The income approach looks at a business’ current and projected earnings to determine its value. Potential for growth, as well as any depreciation that can occur, are factored into the income approach. Results from this type of analysis are likely to factored into child support of spousal maintenance considerations.

The asset approach values a business by subtracting its depreciation from the total of its assets. This is a straightforward approach that can sometimes be too narrow for larger or more complicated businesses. If one owned the business prior to the marriage and liquidation was likely, this approach could be used to calculate the amount of marital property, if any, was invested during the marriage.

The correct valuation approach for many businesses may actually be a combination of all three, allowing for a larger number of factors. Financial experts commonly incorporate a number of methods when establishing the value of business, particularly in more complex situations.

Options for Divorcing Business Owners

There are some situations in which neither partner wants to leave the business. A couple with a fairly amicable relationship may choose to continue operating the business together after their divorce. In such cases, each partner’s interest in the company must be evaluated and written into a new contract reflecting their stakes as individual assets rather than a marital asset. Other options include selling the business or one partner choosing to continue to operate the business alone after the divorce.

All entrepreneurs are encouraged to draft prenuptial or postnuptial agreements that include their plans for their businesses in the event of a divorce. A prenuptial or postnuptial agreement can make it much easier to protect one’s interests during the divorce process, especially if these interests were obtained before the marriage and remained largely within the individual’s sole control during the marriage.

Chicago Divorce Attorneys

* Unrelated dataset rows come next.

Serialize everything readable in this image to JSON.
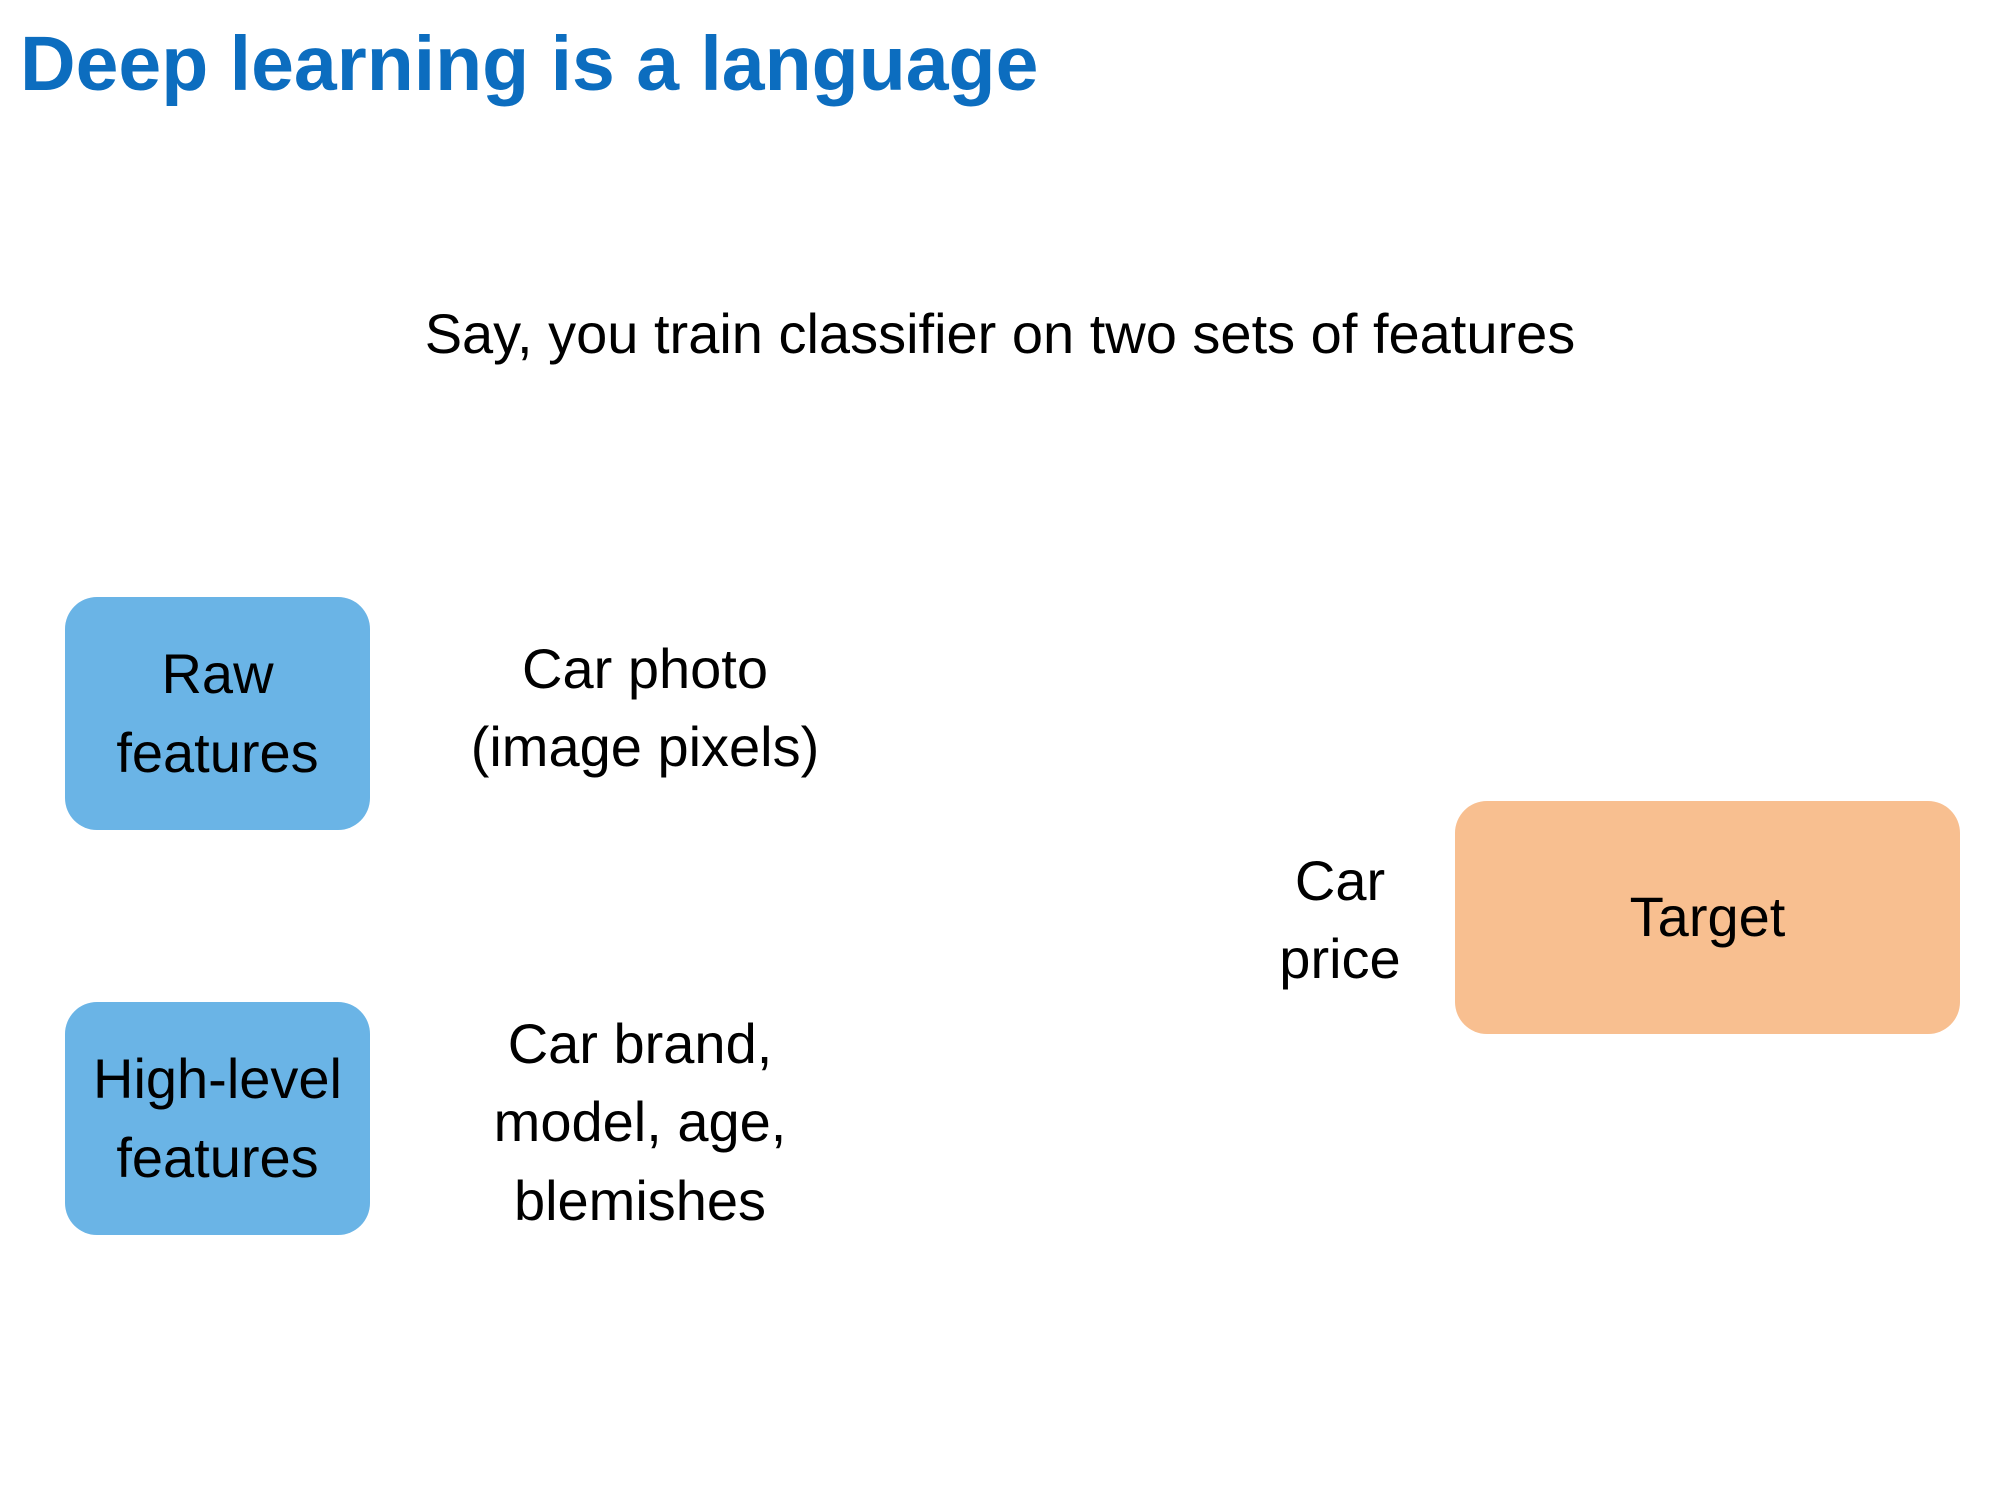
{
  "title": "Deep learning is a language",
  "subtitle": "Say, you train classifier on two sets of features",
  "colors": {
    "title": "#0c6dbf",
    "feature_box": "#6ab4e6",
    "target_box": "#f8bf90",
    "text": "#000000"
  },
  "features": [
    {
      "box_label": "Raw\nfeatures",
      "description": "Car photo\n(image pixels)"
    },
    {
      "box_label": "High-level\nfeatures",
      "description": "Car brand,\nmodel, age,\nblemishes"
    }
  ],
  "target": {
    "box_label": "Target",
    "description": "Car\nprice"
  }
}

If you are a business owner currently going through a divorce, call 312-345-9999 to schedule your free legal consultation with Anderson & Associates, P.C. at one of our five convenient locations in the Chicago area. With offices in Wheaton, Orland Park, Northbrook, Schaumburg, and downtown Chicago, we work with our clients to determine the best course of action for their divorces. Do not wait to start working with an experienced Chicago divorce attorney – give us a call today to learn more about your options and obligations as a business owner.